# Work instructions
Check each line of the listing below for the string "людей", and copy the ones that have it.

# Entries shown

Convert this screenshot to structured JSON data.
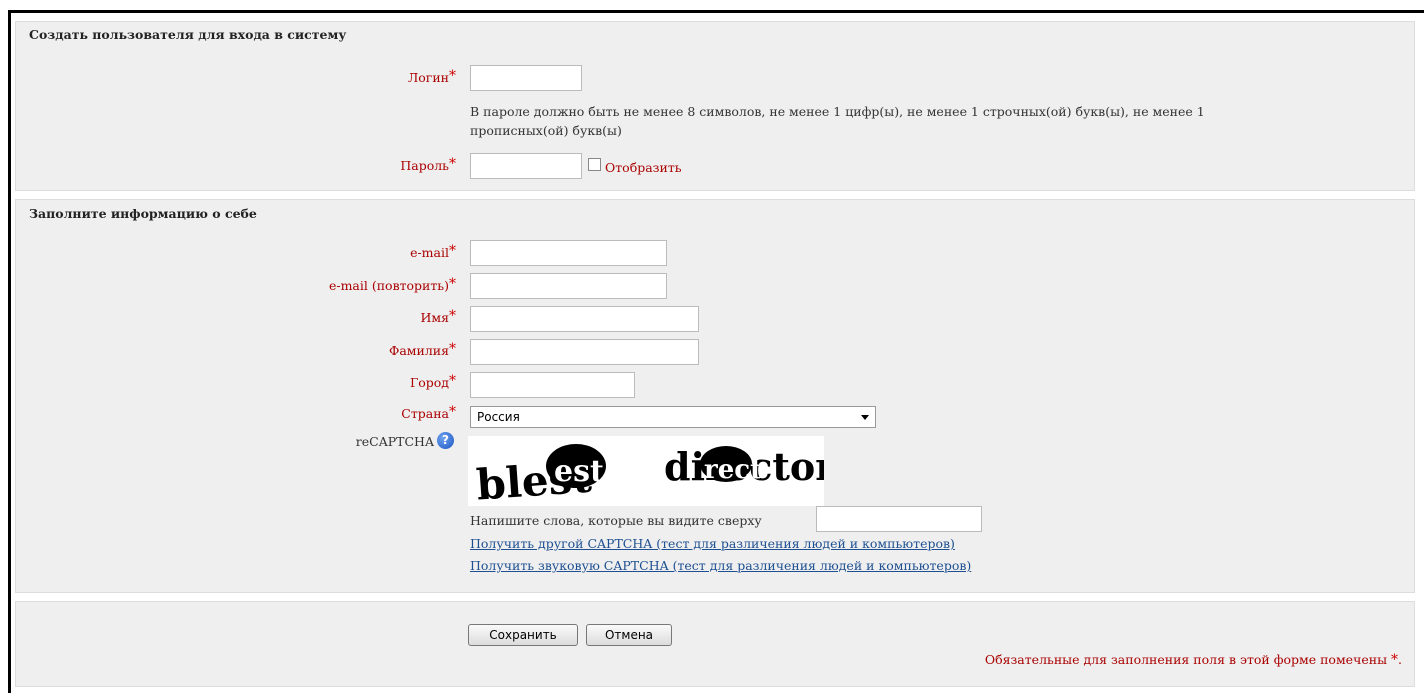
{
  "section_login": {
    "legend": "Создать пользователя для входа в систему",
    "login_label": "Логин",
    "login_value": "",
    "password_hint": "В пароле должно быть не менее 8 символов, не менее 1 цифр(ы), не менее 1 строчных(ой) букв(ы), не менее 1 прописных(ой) букв(ы)",
    "password_label": "Пароль",
    "password_value": "",
    "show_label": "Отобразить"
  },
  "section_info": {
    "legend": "Заполните информацию о себе",
    "email_label": "e-mail",
    "email_repeat_label": "e-mail (повторить)",
    "firstname_label": "Имя",
    "lastname_label": "Фамилия",
    "city_label": "Город",
    "country_label": "Страна",
    "country_value": "Россия",
    "recaptcha_label": "reCAPTCHA",
    "captcha_words": [
      "blest",
      "director"
    ],
    "captcha_prompt": "Напишите слова, которые вы видите сверху",
    "captcha_other_link": "Получить другой CAPTCHA (тест для различения людей и компьютеров)",
    "captcha_audio_link": "Получить звуковую CAPTCHA (тест для различения людей и компьютеров)"
  },
  "buttons": {
    "save": "Сохранить",
    "cancel": "Отмена"
  },
  "required_note": "Обязательные для заполнения поля в этой форме помечены",
  "required_marker": "*",
  "required_note_end": ".",
  "colors": {
    "label_red": "#aa0000",
    "link_blue": "#1d4f91",
    "panel_bg": "#efefef"
  }
}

# Result of this exercise
    "captcha_other_link": "Получить другой CAPTCHA (тест для различения людей и компьютеров)",
    "captcha_audio_link": "Получить звуковую CAPTCHA (тест для различения людей и компьютеров)"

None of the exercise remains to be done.